## [Activity]
Restate the following entries exactly. Keep the pictures out.

## [Dataset rows describing interfaces]

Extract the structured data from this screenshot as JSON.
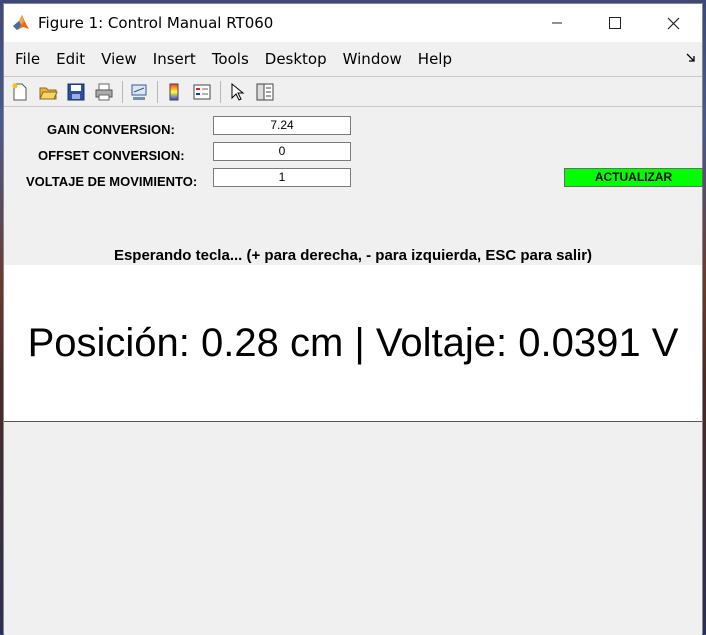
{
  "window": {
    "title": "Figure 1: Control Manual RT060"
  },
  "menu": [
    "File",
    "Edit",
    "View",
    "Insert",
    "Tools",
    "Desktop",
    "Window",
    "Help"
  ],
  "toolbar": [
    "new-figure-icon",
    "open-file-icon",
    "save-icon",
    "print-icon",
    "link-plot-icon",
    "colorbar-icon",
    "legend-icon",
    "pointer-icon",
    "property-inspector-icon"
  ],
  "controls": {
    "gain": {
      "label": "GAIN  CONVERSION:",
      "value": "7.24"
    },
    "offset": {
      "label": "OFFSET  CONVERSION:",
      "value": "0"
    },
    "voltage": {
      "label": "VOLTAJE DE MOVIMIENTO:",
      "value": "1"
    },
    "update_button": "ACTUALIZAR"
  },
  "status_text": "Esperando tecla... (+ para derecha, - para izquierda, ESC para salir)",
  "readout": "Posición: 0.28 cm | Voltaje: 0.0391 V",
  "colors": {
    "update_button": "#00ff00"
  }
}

## [Response]
Extract the structured data from this screenshot as JSON.
{
  "window": {
    "title": "Figure 1: Control Manual RT060"
  },
  "menu": [
    "File",
    "Edit",
    "View",
    "Insert",
    "Tools",
    "Desktop",
    "Window",
    "Help"
  ],
  "toolbar": [
    "new-figure-icon",
    "open-file-icon",
    "save-icon",
    "print-icon",
    "link-plot-icon",
    "colorbar-icon",
    "legend-icon",
    "pointer-icon",
    "property-inspector-icon"
  ],
  "controls": {
    "gain": {
      "label": "GAIN  CONVERSION:",
      "value": "7.24"
    },
    "offset": {
      "label": "OFFSET  CONVERSION:",
      "value": "0"
    },
    "voltage": {
      "label": "VOLTAJE DE MOVIMIENTO:",
      "value": "1"
    },
    "update_button": "ACTUALIZAR"
  },
  "status_text": "Esperando tecla... (+ para derecha, - para izquierda, ESC para salir)",
  "readout": "Posición: 0.28 cm | Voltaje: 0.0391 V",
  "colors": {
    "update_button": "#00ff00"
  }
}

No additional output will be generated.